● Items from a dataset

Start of Block

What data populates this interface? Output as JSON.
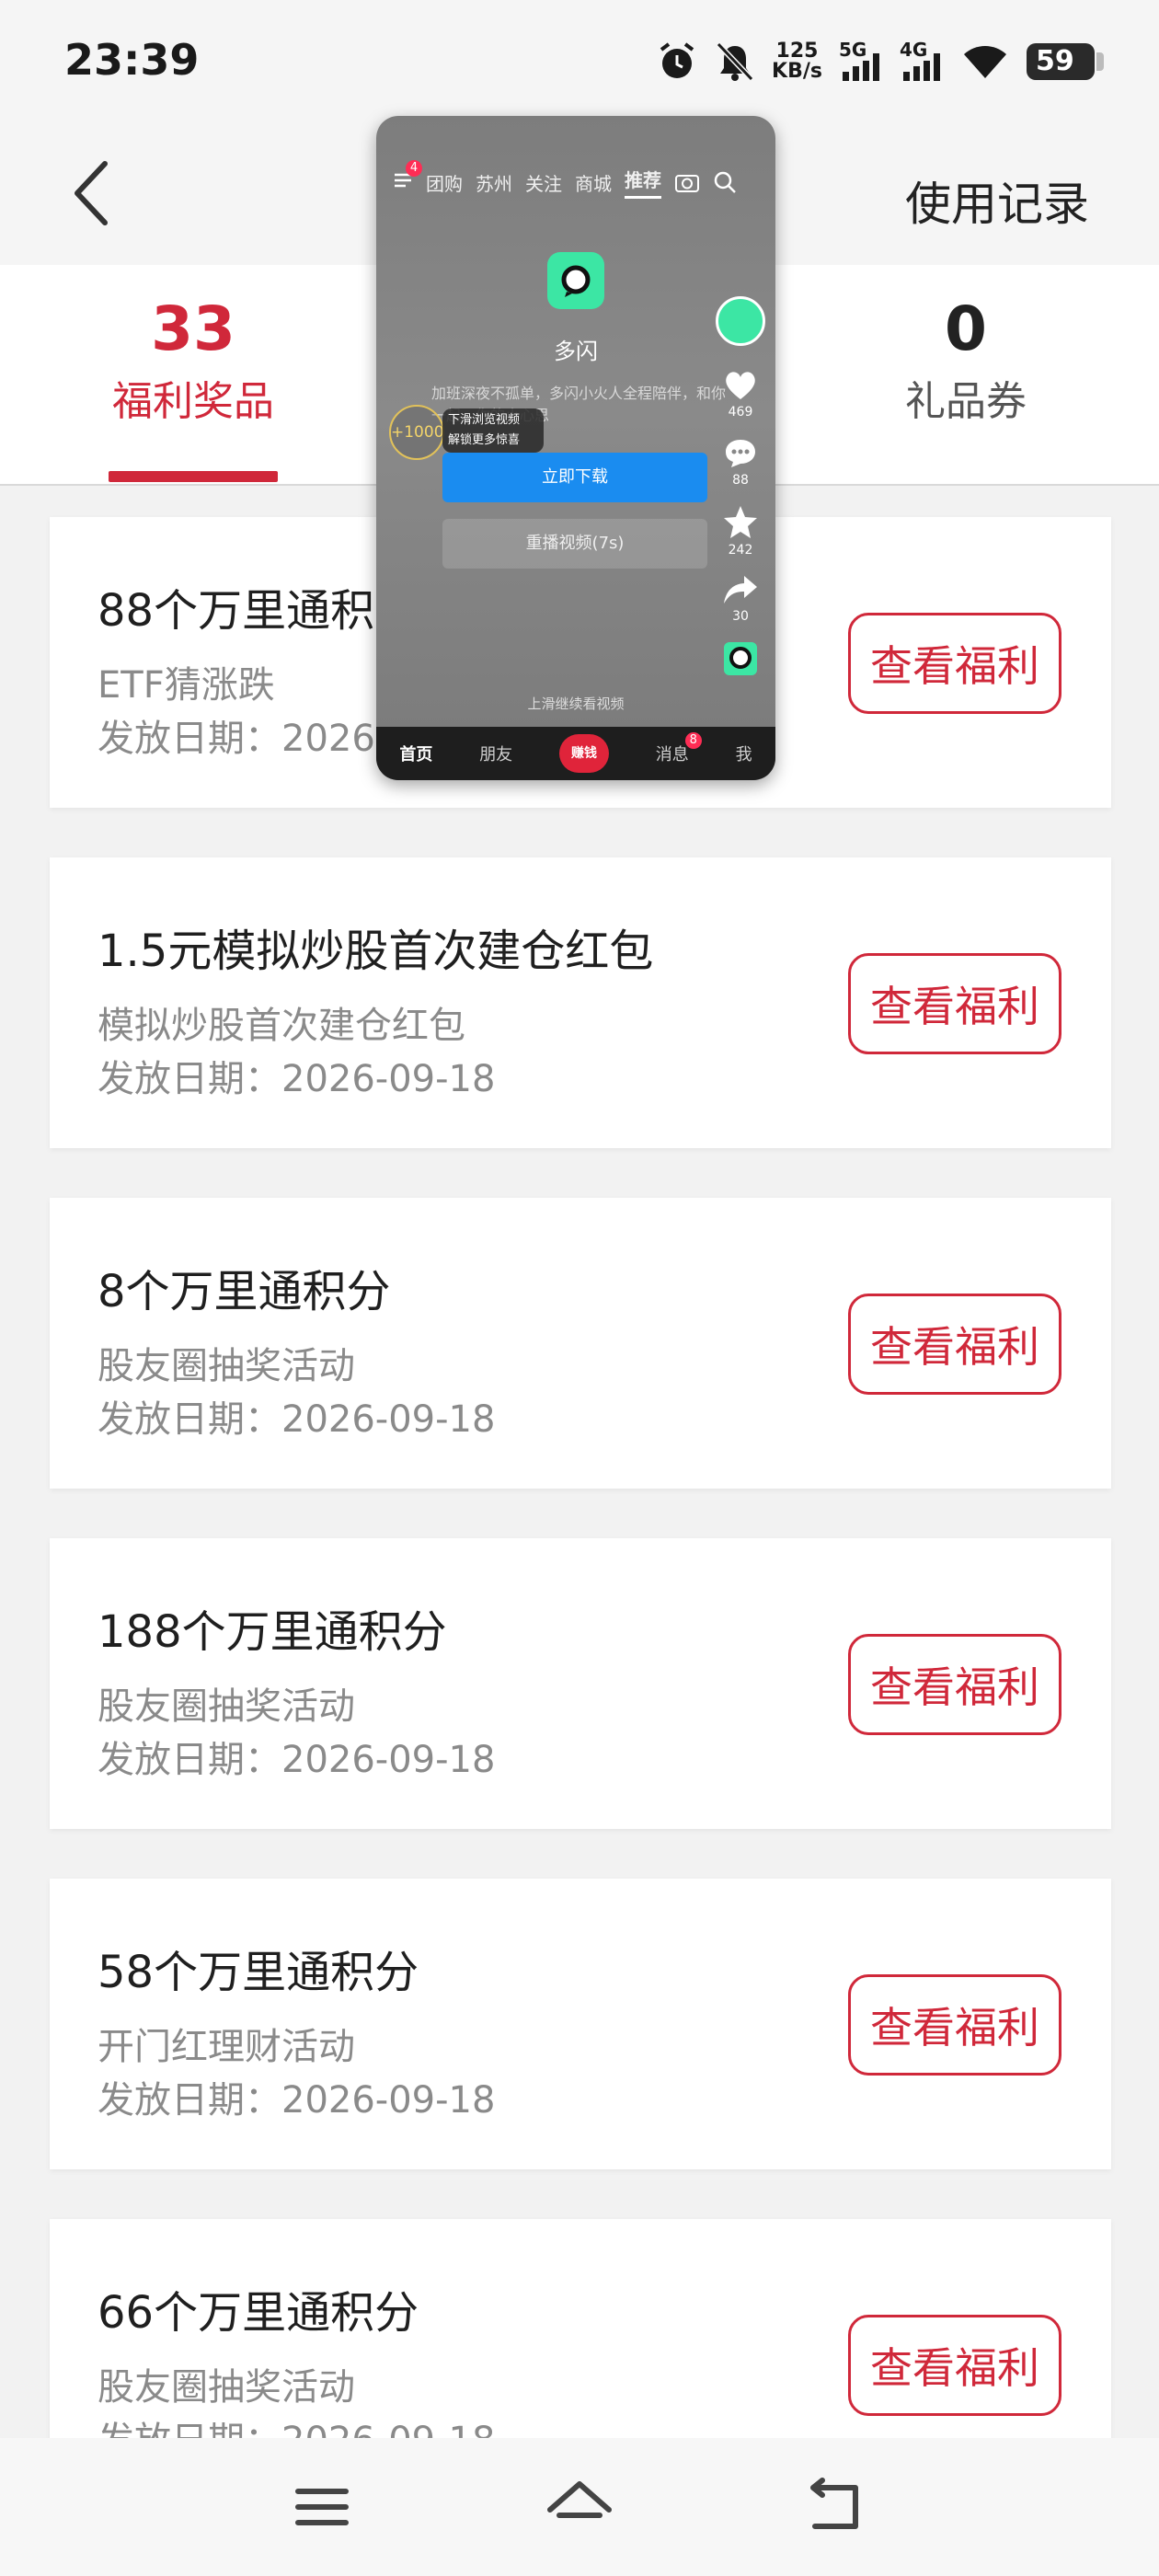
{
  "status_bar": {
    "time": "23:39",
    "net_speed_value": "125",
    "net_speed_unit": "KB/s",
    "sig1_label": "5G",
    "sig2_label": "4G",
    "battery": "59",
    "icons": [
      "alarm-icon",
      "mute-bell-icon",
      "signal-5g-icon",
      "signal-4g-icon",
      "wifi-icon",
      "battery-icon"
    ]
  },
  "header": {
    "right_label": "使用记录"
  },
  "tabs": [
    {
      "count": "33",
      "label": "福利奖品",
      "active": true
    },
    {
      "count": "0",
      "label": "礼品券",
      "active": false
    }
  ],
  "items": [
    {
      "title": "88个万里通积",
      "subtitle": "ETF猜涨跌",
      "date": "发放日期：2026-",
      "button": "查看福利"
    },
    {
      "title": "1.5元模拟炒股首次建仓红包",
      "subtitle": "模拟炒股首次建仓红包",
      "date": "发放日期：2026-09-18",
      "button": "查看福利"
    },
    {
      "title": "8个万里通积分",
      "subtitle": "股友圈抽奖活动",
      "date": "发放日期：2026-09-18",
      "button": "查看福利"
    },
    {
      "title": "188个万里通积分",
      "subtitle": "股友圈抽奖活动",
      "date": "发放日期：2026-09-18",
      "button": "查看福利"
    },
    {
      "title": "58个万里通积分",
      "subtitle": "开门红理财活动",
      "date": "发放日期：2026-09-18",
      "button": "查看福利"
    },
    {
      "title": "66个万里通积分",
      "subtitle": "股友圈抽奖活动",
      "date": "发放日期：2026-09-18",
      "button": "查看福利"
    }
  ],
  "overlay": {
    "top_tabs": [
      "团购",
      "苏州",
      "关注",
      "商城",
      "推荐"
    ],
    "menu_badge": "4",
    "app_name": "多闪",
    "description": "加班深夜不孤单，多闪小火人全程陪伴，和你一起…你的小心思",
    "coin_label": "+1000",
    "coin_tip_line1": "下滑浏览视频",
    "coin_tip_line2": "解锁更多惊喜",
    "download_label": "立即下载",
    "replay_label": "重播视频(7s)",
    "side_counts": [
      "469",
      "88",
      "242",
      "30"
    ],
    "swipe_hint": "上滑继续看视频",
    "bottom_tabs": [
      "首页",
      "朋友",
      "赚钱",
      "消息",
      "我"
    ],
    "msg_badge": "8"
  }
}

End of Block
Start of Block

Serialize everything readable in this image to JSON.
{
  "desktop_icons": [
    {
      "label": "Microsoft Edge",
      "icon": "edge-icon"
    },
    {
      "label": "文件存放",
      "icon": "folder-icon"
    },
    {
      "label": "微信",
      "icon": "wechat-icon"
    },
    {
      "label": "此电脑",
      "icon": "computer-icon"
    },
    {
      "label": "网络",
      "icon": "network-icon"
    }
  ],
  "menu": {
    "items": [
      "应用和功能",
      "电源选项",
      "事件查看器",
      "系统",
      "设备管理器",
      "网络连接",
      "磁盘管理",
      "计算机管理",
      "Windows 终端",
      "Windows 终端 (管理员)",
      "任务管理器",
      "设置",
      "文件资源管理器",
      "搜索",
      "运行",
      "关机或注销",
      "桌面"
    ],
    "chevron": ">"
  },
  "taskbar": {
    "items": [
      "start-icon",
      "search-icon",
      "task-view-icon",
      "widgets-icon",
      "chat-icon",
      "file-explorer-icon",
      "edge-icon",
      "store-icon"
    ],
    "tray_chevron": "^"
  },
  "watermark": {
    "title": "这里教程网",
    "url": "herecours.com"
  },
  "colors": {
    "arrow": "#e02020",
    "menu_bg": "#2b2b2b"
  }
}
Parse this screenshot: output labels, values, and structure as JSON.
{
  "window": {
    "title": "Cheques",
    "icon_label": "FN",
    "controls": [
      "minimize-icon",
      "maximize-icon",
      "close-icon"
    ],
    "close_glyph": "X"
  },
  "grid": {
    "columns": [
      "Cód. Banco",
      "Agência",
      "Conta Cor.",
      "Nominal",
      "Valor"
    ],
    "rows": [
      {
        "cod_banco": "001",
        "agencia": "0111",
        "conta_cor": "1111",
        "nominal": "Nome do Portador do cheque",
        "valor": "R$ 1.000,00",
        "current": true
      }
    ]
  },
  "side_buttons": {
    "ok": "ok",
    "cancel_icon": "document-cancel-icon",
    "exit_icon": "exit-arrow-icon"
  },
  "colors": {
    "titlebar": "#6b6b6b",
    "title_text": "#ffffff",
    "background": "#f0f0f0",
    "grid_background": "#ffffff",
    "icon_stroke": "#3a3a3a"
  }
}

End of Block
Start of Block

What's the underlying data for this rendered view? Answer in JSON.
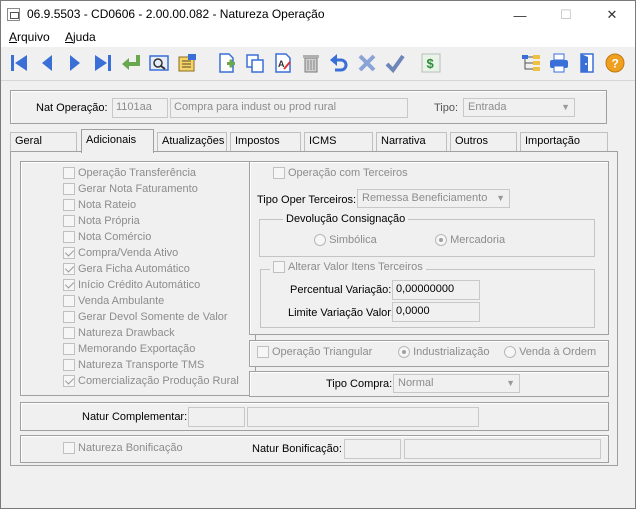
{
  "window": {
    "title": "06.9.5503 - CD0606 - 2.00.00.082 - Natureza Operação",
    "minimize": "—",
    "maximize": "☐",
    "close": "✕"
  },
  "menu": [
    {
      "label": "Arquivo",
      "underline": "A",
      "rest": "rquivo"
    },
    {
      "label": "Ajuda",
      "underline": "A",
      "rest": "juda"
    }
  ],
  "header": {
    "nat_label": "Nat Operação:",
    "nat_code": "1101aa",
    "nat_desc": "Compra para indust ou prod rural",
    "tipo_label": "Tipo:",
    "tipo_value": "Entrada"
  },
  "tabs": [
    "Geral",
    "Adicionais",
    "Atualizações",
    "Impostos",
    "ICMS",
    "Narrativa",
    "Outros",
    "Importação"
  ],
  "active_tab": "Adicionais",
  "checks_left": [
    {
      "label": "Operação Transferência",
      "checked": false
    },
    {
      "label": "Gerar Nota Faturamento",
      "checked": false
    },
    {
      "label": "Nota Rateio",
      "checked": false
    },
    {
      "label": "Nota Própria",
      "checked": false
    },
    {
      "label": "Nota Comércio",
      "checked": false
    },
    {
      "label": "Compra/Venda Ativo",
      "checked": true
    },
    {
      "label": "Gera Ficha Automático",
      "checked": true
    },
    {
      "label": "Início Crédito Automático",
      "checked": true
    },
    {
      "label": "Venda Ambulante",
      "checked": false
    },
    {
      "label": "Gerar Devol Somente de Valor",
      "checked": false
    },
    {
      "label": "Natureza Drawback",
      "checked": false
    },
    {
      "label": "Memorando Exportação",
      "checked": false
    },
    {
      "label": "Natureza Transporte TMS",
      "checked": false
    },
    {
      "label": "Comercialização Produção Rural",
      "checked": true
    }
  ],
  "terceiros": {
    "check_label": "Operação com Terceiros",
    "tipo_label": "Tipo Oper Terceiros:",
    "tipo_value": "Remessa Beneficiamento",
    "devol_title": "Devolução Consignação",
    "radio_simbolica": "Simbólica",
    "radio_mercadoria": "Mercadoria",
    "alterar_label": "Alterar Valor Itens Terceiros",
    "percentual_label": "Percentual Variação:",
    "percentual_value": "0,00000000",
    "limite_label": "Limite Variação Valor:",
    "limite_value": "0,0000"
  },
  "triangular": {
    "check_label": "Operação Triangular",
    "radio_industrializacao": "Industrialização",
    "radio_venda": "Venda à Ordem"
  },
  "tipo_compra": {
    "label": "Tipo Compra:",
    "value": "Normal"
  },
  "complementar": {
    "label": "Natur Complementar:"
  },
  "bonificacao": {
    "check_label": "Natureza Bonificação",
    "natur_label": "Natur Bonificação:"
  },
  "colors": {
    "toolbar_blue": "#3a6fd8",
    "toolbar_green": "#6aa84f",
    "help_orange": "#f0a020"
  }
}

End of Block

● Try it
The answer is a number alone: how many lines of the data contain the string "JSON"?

● Response to this exercise
4